## ABOUT THIS EXERCISE
Search the entries for the string "photo" and give the number of lines that hold it, nothing more.

#####

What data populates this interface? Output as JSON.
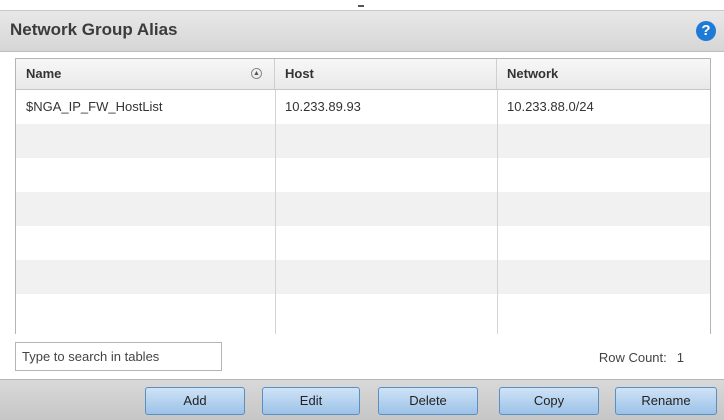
{
  "panel": {
    "title": "Network Group Alias",
    "help_icon": "question-circle-icon"
  },
  "table": {
    "columns": [
      "Name",
      "Host",
      "Network"
    ],
    "rows": [
      {
        "name": "$NGA_IP_FW_HostList",
        "host": "10.233.89.93",
        "network": "10.233.88.0/24"
      }
    ],
    "sort_icon": "sort-ascending-icon"
  },
  "footer": {
    "search_placeholder": "Type to search in tables",
    "row_count_label": "Row Count:",
    "row_count_value": "1"
  },
  "buttons": {
    "add": "Add",
    "edit": "Edit",
    "delete": "Delete",
    "copy": "Copy",
    "rename": "Rename"
  },
  "colors": {
    "accent": "#1f7ad6",
    "button_fill": "#9cc2e8"
  }
}
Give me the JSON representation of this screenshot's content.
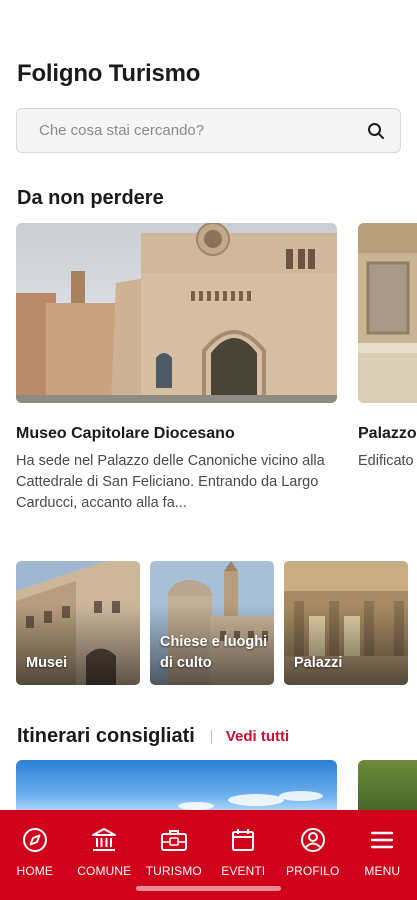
{
  "app": {
    "title": "Foligno Turismo"
  },
  "search": {
    "placeholder": "Che cosa stai cercando?",
    "icon": "search-icon"
  },
  "highlights": {
    "title": "Da non perdere",
    "cards": [
      {
        "title": "Museo Capitolare Diocesano",
        "description": "Ha sede nel Palazzo delle Canoniche vicino alla Cattedrale di San Feliciano. Entrando da Largo Carducci, accanto alla fa..."
      },
      {
        "title": "Palazzo Quintan",
        "description": "Edificato divenne oggi app"
      }
    ]
  },
  "categories": [
    {
      "label": "Musei"
    },
    {
      "label": "Chiese e luoghi di culto"
    },
    {
      "label": "Palazzi"
    }
  ],
  "itineraries": {
    "title": "Itinerari consigliati",
    "see_all": "Vedi tutti"
  },
  "tabbar": {
    "items": [
      {
        "label": "HOME",
        "icon": "compass-icon"
      },
      {
        "label": "COMUNE",
        "icon": "town-hall-icon"
      },
      {
        "label": "TURISMO",
        "icon": "luggage-icon"
      },
      {
        "label": "EVENTI",
        "icon": "calendar-icon"
      },
      {
        "label": "PROFILO",
        "icon": "user-icon"
      },
      {
        "label": "MENU",
        "icon": "hamburger-icon"
      }
    ]
  },
  "colors": {
    "accent": "#c8102e",
    "tabbar": "#d0021b"
  }
}
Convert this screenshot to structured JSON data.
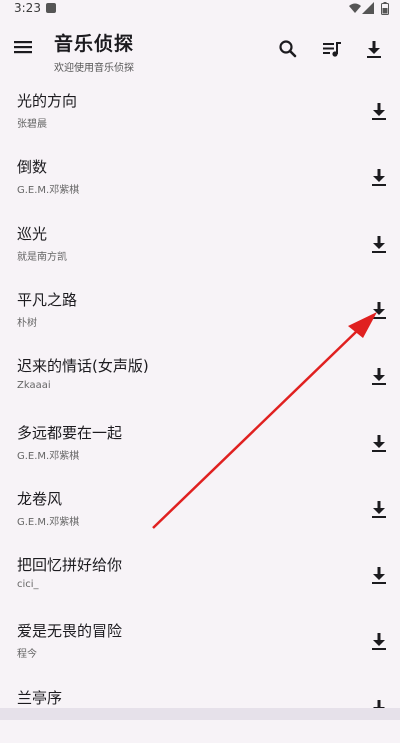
{
  "status_bar": {
    "time": "3:23"
  },
  "app_bar": {
    "title": "音乐侦探",
    "subtitle": "欢迎使用音乐侦探",
    "icons": [
      "menu-icon",
      "search-icon",
      "playlist-icon",
      "download-icon"
    ]
  },
  "songs": [
    {
      "title": "光的方向",
      "artist": "张碧晨"
    },
    {
      "title": "倒数",
      "artist": "G.E.M.邓紫棋"
    },
    {
      "title": "巡光",
      "artist": "就是南方凯"
    },
    {
      "title": "平凡之路",
      "artist": "朴树"
    },
    {
      "title": "迟来的情话(女声版)",
      "artist": "Zkaaai"
    },
    {
      "title": "多远都要在一起",
      "artist": "G.E.M.邓紫棋"
    },
    {
      "title": "龙卷风",
      "artist": "G.E.M.邓紫棋"
    },
    {
      "title": "把回忆拼好给你",
      "artist": "cici_"
    },
    {
      "title": "爱是无畏的冒险",
      "artist": "程今"
    },
    {
      "title": "兰亭序",
      "artist": ""
    }
  ],
  "colors": {
    "annotation_arrow": "#e02020",
    "background": "#f7f3f7"
  }
}
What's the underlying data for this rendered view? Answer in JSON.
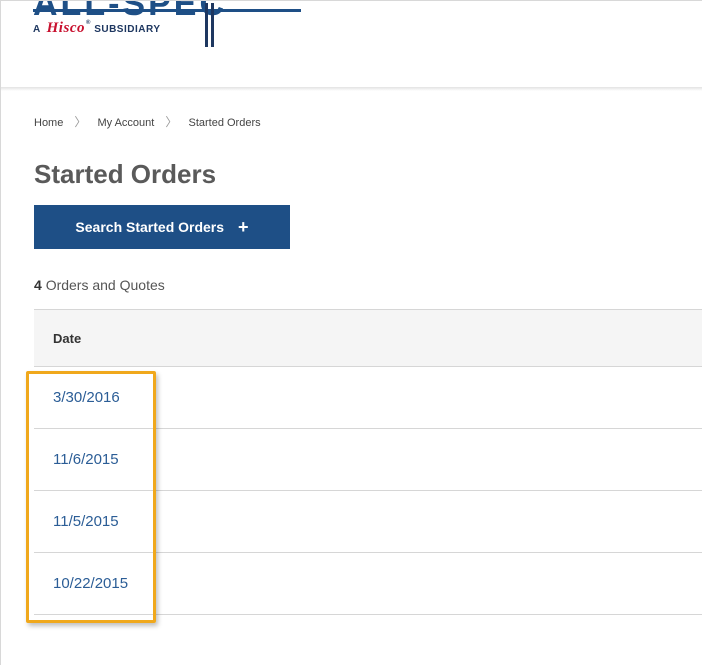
{
  "header": {
    "logo": {
      "brand_text": "ALL-SPEC",
      "prefix": "A",
      "parent_brand": "Hisco",
      "suffix": "SUBSIDIARY"
    }
  },
  "breadcrumb": {
    "items": [
      {
        "label": "Home"
      },
      {
        "label": "My Account"
      },
      {
        "label": "Started Orders"
      }
    ],
    "separator": "〉"
  },
  "page": {
    "title": "Started Orders"
  },
  "search_button": {
    "label": "Search Started Orders",
    "icon": "plus-icon",
    "icon_glyph": "+"
  },
  "results": {
    "count": "4",
    "label": "Orders and Quotes"
  },
  "table": {
    "columns": [
      {
        "label": "Date"
      }
    ],
    "rows": [
      {
        "date": "3/30/2016"
      },
      {
        "date": "11/6/2015"
      },
      {
        "date": "11/5/2015"
      },
      {
        "date": "10/22/2015"
      }
    ]
  },
  "colors": {
    "primary": "#1e4f86",
    "link": "#2b5d96",
    "highlight": "#f0a81c",
    "brand_red": "#c8102e"
  }
}
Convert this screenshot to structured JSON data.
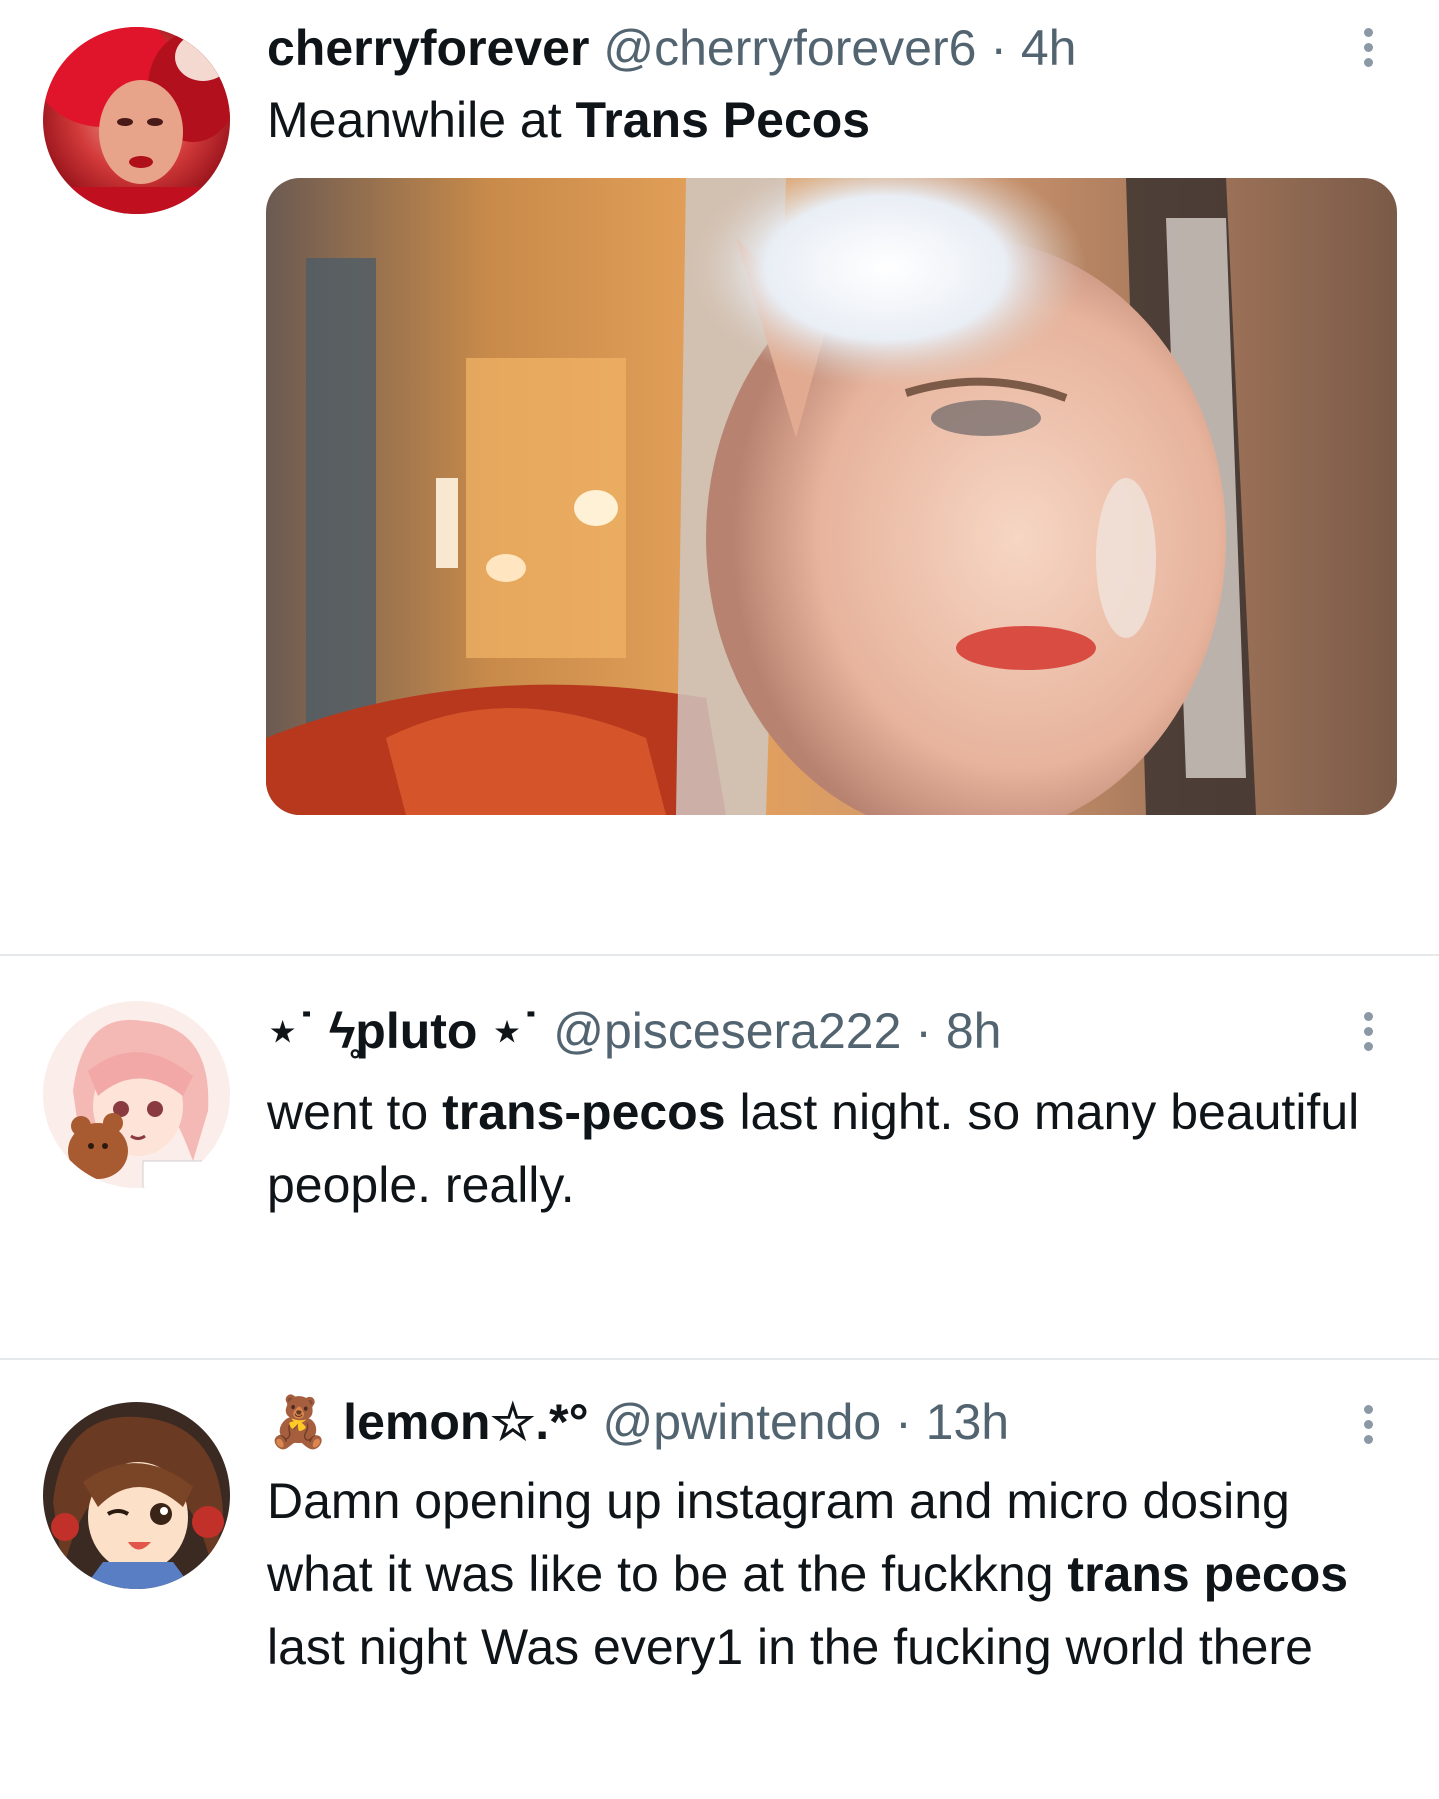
{
  "tweets": [
    {
      "display_name": "cherryforever",
      "handle": "@cherryforever6",
      "separator": " · ",
      "time": "4h",
      "text_pre": "Meanwhile at ",
      "text_bold": "Trans Pecos",
      "text_post": "",
      "avatar_icon": "avatar-photo-red-hair",
      "has_media": true,
      "media_icon": "photo-person-glitter-braids"
    },
    {
      "display_name": "⋆˙ ϟ̥pluto ⋆˙",
      "handle": "@piscesera222",
      "separator": " · ",
      "time": "8h",
      "text_pre": "went to ",
      "text_bold": "trans-pecos",
      "text_post": " last night. so many beautiful people. really.",
      "avatar_icon": "avatar-anime-pink-hair-teddy"
    },
    {
      "display_name_emoji": "🧸",
      "display_name": "lemon☆.*°",
      "handle": "@pwintendo",
      "separator": " · ",
      "time": "13h",
      "text_pre": "Damn opening up instagram and micro dosing what it was like to be at the fuckkng ",
      "text_bold": "trans pecos",
      "text_post": " last night Was every1 in the fucking world there",
      "avatar_icon": "avatar-anime-brown-hair-headphones"
    }
  ],
  "icons": {
    "more": "more-vertical-icon"
  },
  "colors": {
    "text": "#0f1419",
    "secondary": "#536471",
    "divider": "#e6e9ec",
    "more_dots": "#8b98a5"
  }
}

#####

## REPLY
2